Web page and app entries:
****************************************
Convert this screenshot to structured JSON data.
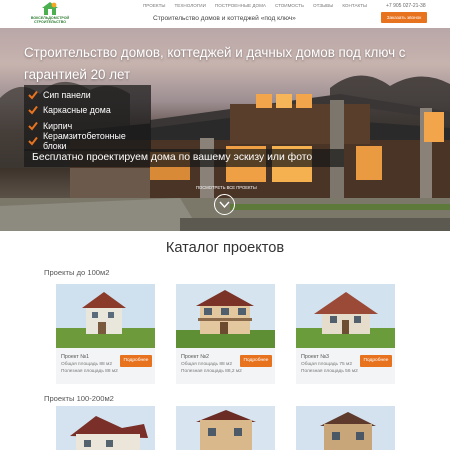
{
  "header": {
    "logo_text": "ВОКСЕЛЬДОМСТРОЙ СТРОИТЕЛЬСТВО",
    "nav": [
      "ПРОЕКТЫ",
      "ТЕХНОЛОГИИ",
      "ПОСТРОЕННЫЕ ДОМА",
      "СТОИМОСТЬ",
      "ОТЗЫВЫ",
      "КОНТАКТЫ"
    ],
    "tagline": "Строительство домов и коттеджей «под ключ»",
    "phone": "+7 905 027-21-38",
    "callback_label": "Заказать звонок"
  },
  "hero": {
    "title": "Строительство домов, коттеджей и дачных домов под ключ с гарантией 20 лет",
    "features": [
      "Сип панели",
      "Каркасные дома",
      "Кирпич",
      "Керамзитобетонные блоки"
    ],
    "design_banner": "Бесплатно проектируем дома по вашему эскизу или фото",
    "scroll_label": "ПОСМОТРЕТЬ ВСЕ ПРОЕКТЫ"
  },
  "catalog": {
    "title": "Каталог проектов",
    "section1_heading": "Проекты до 100м2",
    "section2_heading": "Проекты 100-200м2",
    "cards": [
      {
        "name": "Проект №1",
        "total": "Общая площадь 88 м2",
        "useful": "Полезная площадь 88 м2",
        "button": "Подробнее"
      },
      {
        "name": "Проект №2",
        "total": "Общая площадь 88 м2",
        "useful": "Полезная площадь 88,2 м2",
        "button": "Подробнее"
      },
      {
        "name": "Проект №3",
        "total": "Общая площадь 75 м2",
        "useful": "Полезная площадь 56 м2",
        "button": "Подробнее"
      }
    ]
  },
  "colors": {
    "accent": "#e8731f",
    "brand_green": "#2e7d32",
    "overlay": "#191919"
  },
  "icons": {
    "feature": "check-icon",
    "scroll": "chevron-down-icon",
    "logo": "house-logo-icon"
  }
}
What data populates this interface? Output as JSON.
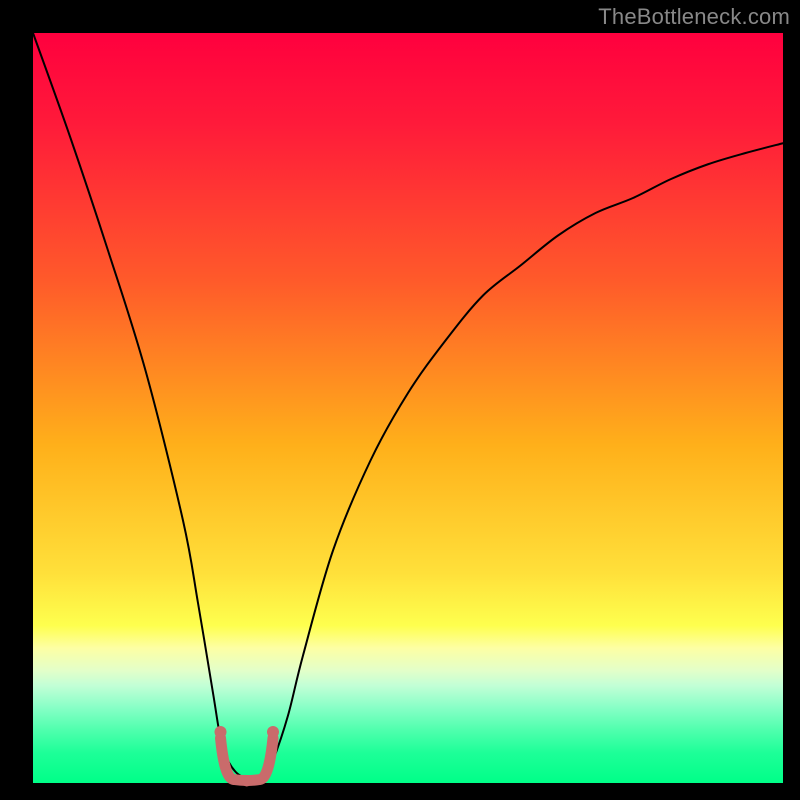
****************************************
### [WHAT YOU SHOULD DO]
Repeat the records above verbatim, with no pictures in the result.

### [RESPONSE BOX]
Convert this screenshot to structured JSON data.
{
  "header": {
    "logo_text": "ВОКСЕЛЬДОМСТРОЙ СТРОИТЕЛЬСТВО",
    "nav": [
      "ПРОЕКТЫ",
      "ТЕХНОЛОГИИ",
      "ПОСТРОЕННЫЕ ДОМА",
      "СТОИМОСТЬ",
      "ОТЗЫВЫ",
      "КОНТАКТЫ"
    ],
    "tagline": "Строительство домов и коттеджей «под ключ»",
    "phone": "+7 905 027-21-38",
    "callback_label": "Заказать звонок"
  },
  "hero": {
    "title": "Строительство домов, коттеджей и дачных домов под ключ с гарантией 20 лет",
    "features": [
      "Сип панели",
      "Каркасные дома",
      "Кирпич",
      "Керамзитобетонные блоки"
    ],
    "design_banner": "Бесплатно проектируем дома по вашему эскизу или фото",
    "scroll_label": "ПОСМОТРЕТЬ ВСЕ ПРОЕКТЫ"
  },
  "catalog": {
    "title": "Каталог проектов",
    "section1_heading": "Проекты до 100м2",
    "section2_heading": "Проекты 100-200м2",
    "cards": [
      {
        "name": "Проект №1",
        "total": "Общая площадь 88 м2",
        "useful": "Полезная площадь 88 м2",
        "button": "Подробнее"
      },
      {
        "name": "Проект №2",
        "total": "Общая площадь 88 м2",
        "useful": "Полезная площадь 88,2 м2",
        "button": "Подробнее"
      },
      {
        "name": "Проект №3",
        "total": "Общая площадь 75 м2",
        "useful": "Полезная площадь 56 м2",
        "button": "Подробнее"
      }
    ]
  },
  "colors": {
    "accent": "#e8731f",
    "brand_green": "#2e7d32",
    "overlay": "#191919"
  },
  "icons": {
    "feature": "check-icon",
    "scroll": "chevron-down-icon",
    "logo": "house-logo-icon"
  }
}
What data populates this interface? Output as JSON.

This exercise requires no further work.